Give back the whole listing exactly, line by line.

____

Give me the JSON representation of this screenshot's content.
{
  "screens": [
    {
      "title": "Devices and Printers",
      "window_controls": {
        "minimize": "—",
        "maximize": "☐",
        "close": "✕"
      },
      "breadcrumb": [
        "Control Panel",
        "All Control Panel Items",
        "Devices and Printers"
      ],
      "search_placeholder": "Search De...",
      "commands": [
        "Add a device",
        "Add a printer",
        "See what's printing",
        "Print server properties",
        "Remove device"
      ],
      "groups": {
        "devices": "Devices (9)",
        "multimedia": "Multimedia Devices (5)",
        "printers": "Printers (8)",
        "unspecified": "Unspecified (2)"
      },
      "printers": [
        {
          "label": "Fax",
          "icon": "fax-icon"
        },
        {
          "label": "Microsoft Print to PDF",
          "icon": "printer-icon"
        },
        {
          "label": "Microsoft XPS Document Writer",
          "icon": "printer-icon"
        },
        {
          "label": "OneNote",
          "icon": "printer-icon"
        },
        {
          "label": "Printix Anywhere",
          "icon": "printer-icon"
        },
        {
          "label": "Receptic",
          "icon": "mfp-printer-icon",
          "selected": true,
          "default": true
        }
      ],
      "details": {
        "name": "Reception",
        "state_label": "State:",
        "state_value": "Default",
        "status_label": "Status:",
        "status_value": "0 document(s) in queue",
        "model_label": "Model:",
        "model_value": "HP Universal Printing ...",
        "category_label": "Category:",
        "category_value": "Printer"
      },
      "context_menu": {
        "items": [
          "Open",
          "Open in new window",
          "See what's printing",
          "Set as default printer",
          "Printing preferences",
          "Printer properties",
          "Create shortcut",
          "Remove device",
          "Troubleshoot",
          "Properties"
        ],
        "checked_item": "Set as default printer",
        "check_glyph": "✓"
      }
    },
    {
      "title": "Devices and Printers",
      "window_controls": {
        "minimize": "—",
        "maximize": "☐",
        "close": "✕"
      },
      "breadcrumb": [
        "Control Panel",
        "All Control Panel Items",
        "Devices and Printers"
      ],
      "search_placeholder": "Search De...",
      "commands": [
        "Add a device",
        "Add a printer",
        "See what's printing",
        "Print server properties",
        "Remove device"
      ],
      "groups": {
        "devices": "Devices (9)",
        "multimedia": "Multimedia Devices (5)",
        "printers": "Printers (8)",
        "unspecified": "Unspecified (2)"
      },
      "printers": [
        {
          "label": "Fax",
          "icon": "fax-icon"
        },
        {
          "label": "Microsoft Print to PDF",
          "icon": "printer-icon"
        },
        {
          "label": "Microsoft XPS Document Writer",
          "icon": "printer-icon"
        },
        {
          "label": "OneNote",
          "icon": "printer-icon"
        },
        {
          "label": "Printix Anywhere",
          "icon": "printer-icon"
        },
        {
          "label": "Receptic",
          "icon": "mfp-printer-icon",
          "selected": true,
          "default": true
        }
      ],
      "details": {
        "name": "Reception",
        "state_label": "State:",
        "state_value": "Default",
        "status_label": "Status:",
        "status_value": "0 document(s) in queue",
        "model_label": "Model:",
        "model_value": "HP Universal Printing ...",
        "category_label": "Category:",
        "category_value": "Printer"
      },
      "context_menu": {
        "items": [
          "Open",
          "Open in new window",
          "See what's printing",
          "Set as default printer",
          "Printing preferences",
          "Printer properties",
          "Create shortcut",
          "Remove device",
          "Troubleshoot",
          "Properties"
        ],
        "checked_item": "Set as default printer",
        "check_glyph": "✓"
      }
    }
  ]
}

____

#### Solved exercise
Give me the JSON representation of this screenshot's content.
{
  "screens": [
    {
      "title": "Devices and Printers",
      "window_controls": {
        "minimize": "—",
        "maximize": "☐",
        "close": "✕"
      },
      "breadcrumb": [
        "Control Panel",
        "All Control Panel Items",
        "Devices and Printers"
      ],
      "search_placeholder": "Search De...",
      "commands": [
        "Add a device",
        "Add a printer",
        "See what's printing",
        "Print server properties",
        "Remove device"
      ],
      "groups": {
        "devices": "Devices (9)",
        "multimedia": "Multimedia Devices (5)",
        "printers": "Printers (8)",
        "unspecified": "Unspecified (2)"
      },
      "printers": [
        {
          "label": "Fax",
          "icon": "fax-icon"
        },
        {
          "label": "Microsoft Print to PDF",
          "icon": "printer-icon"
        },
        {
          "label": "Microsoft XPS Document Writer",
          "icon": "printer-icon"
        },
        {
          "label": "OneNote",
          "icon": "printer-icon"
        },
        {
          "label": "Printix Anywhere",
          "icon": "printer-icon"
        },
        {
          "label": "Receptic",
          "icon": "mfp-printer-icon",
          "selected": true,
          "default": true
        }
      ],
      "details": {
        "name": "Reception",
        "state_label": "State:",
        "state_value": "Default",
        "status_label": "Status:",
        "status_value": "0 document(s) in queue",
        "model_label": "Model:",
        "model_value": "HP Universal Printing ...",
        "category_label": "Category:",
        "category_value": "Printer"
      },
      "context_menu": {
        "items": [
          "Open",
          "Open in new window",
          "See what's printing",
          "Set as default printer",
          "Printing preferences",
          "Printer properties",
          "Create shortcut",
          "Remove device",
          "Troubleshoot",
          "Properties"
        ],
        "checked_item": "Set as default printer",
        "check_glyph": "✓"
      }
    },
    {
      "title": "Devices and Printers",
      "window_controls": {
        "minimize": "—",
        "maximize": "☐",
        "close": "✕"
      },
      "breadcrumb": [
        "Control Panel",
        "All Control Panel Items",
        "Devices and Printers"
      ],
      "search_placeholder": "Search De...",
      "commands": [
        "Add a device",
        "Add a printer",
        "See what's printing",
        "Print server properties",
        "Remove device"
      ],
      "groups": {
        "devices": "Devices (9)",
        "multimedia": "Multimedia Devices (5)",
        "printers": "Printers (8)",
        "unspecified": "Unspecified (2)"
      },
      "printers": [
        {
          "label": "Fax",
          "icon": "fax-icon"
        },
        {
          "label": "Microsoft Print to PDF",
          "icon": "printer-icon"
        },
        {
          "label": "Microsoft XPS Document Writer",
          "icon": "printer-icon"
        },
        {
          "label": "OneNote",
          "icon": "printer-icon"
        },
        {
          "label": "Printix Anywhere",
          "icon": "printer-icon"
        },
        {
          "label": "Receptic",
          "icon": "mfp-printer-icon",
          "selected": true,
          "default": true
        }
      ],
      "details": {
        "name": "Reception",
        "state_label": "State:",
        "state_value": "Default",
        "status_label": "Status:",
        "status_value": "0 document(s) in queue",
        "model_label": "Model:",
        "model_value": "HP Universal Printing ...",
        "category_label": "Category:",
        "category_value": "Printer"
      },
      "context_menu": {
        "items": [
          "Open",
          "Open in new window",
          "See what's printing",
          "Set as default printer",
          "Printing preferences",
          "Printer properties",
          "Create shortcut",
          "Remove device",
          "Troubleshoot",
          "Properties"
        ],
        "checked_item": "Set as default printer",
        "check_glyph": "✓"
      }
    }
  ]
}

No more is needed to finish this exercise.